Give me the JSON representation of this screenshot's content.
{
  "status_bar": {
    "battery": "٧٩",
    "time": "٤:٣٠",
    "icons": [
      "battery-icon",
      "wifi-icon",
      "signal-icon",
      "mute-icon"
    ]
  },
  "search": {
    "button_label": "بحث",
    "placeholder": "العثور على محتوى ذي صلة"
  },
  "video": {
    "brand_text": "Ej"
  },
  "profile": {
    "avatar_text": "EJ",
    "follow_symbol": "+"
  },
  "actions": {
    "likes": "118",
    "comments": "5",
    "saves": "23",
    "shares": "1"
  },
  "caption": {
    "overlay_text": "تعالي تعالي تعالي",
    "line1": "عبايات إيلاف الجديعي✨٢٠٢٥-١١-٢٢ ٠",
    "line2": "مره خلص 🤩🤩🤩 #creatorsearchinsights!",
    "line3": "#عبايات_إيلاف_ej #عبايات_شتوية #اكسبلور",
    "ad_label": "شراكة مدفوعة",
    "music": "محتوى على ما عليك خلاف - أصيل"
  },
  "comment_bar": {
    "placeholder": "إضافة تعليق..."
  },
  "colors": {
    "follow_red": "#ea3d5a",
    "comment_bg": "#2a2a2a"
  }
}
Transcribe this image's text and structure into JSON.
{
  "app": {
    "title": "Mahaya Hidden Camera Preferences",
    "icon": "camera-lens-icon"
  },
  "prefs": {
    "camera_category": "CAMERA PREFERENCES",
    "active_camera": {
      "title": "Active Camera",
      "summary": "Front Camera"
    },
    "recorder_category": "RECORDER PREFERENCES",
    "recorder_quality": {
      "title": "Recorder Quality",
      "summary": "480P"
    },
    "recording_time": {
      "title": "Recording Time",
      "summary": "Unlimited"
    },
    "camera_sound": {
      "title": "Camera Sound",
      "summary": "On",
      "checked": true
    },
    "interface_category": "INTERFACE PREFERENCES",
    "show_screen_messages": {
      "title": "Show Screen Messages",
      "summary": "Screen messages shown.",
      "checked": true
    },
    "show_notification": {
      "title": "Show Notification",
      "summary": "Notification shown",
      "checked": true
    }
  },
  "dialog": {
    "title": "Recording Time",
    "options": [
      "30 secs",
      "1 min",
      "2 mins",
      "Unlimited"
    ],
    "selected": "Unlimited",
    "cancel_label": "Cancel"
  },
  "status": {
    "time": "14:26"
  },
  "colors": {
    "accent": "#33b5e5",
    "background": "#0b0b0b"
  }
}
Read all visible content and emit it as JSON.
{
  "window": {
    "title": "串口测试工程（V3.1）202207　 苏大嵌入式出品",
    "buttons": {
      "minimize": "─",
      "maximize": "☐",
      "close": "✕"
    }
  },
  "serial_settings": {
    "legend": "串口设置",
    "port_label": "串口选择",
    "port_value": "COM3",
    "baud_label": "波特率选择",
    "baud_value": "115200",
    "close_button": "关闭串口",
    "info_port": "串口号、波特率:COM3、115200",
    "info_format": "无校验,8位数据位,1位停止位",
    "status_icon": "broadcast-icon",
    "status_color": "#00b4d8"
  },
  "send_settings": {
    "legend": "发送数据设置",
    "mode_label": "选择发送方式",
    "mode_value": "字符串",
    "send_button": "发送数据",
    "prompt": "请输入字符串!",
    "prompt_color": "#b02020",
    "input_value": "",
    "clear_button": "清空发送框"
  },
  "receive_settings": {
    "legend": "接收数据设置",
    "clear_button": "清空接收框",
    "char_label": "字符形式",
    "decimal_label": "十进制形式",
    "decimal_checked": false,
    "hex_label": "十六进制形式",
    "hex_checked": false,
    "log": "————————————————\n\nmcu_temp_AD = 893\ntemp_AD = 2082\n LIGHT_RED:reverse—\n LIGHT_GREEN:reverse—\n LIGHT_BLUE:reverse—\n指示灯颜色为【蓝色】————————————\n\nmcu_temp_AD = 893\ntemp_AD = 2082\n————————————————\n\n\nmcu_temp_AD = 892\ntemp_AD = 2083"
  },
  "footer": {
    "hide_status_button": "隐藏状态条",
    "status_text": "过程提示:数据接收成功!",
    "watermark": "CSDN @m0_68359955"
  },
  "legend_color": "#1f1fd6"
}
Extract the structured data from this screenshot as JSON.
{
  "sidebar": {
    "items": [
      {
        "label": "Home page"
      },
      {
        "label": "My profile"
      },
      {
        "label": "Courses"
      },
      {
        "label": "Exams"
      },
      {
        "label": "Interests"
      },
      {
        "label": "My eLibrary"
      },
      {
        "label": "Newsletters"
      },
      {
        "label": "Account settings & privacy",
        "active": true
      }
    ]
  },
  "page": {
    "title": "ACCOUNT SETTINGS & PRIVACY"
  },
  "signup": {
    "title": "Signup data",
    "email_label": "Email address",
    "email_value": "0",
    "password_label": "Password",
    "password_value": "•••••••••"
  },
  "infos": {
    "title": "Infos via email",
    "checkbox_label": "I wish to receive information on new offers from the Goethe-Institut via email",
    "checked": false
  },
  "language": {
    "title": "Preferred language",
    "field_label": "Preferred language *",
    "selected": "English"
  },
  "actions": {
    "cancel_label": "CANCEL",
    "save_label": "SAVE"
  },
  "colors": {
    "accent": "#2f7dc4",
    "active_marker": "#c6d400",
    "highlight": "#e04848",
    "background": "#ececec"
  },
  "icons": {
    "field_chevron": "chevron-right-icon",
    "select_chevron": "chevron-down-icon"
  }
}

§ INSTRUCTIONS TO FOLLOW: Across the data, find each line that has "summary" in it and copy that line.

§ EXERCISE RESULT:
      "summary": "Front Camera"
      "summary": "480P"
      "summary": "Unlimited"
      "summary": "On",
      "summary": "Screen messages shown.",
      "summary": "Notification shown",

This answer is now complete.